Element data from apps and pages
§
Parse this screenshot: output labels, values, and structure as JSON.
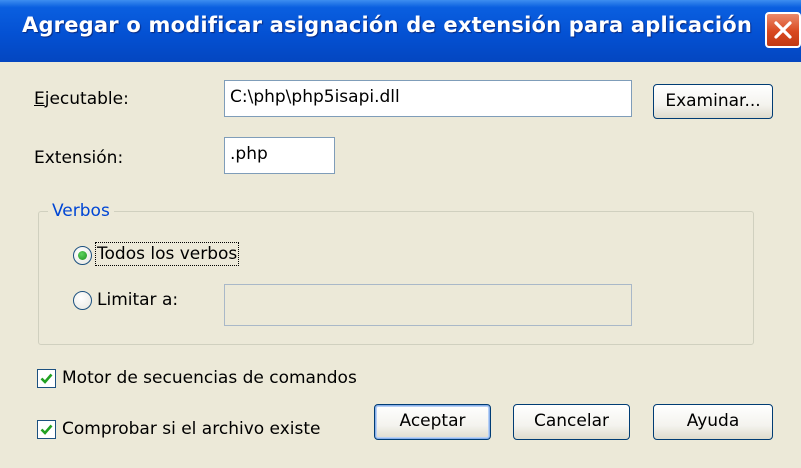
{
  "window": {
    "title": "Agregar o modificar asignación de extensión para aplicación",
    "close_icon": "close-icon"
  },
  "form": {
    "executable_label": "Ejecutable:",
    "executable_value": "C:\\php\\php5isapi.dll",
    "browse_button": "Examinar...",
    "extension_label": "Extensión:",
    "extension_value": ".php"
  },
  "verbs": {
    "group_label": "Verbos",
    "all_verbs_label": "Todos los verbos",
    "all_verbs_selected": true,
    "limit_to_label": "Limitar a:",
    "limit_to_selected": false,
    "limit_to_value": ""
  },
  "options": {
    "script_engine_label": "Motor de secuencias de comandos",
    "script_engine_checked": true,
    "verify_file_label": "Comprobar si el archivo existe",
    "verify_file_checked": true
  },
  "buttons": {
    "ok": "Aceptar",
    "cancel": "Cancelar",
    "help": "Ayuda"
  },
  "colors": {
    "titlebar": "#0451d3",
    "dialog_background": "#ece9d8",
    "group_label": "#0046d5",
    "close_button": "#d9481f",
    "radio_dot": "#1e8f1e",
    "check_mark": "#21a121"
  }
}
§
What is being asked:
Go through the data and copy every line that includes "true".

Solution:
    "all_verbs_selected": true,
    "script_engine_checked": true,
    "verify_file_checked": true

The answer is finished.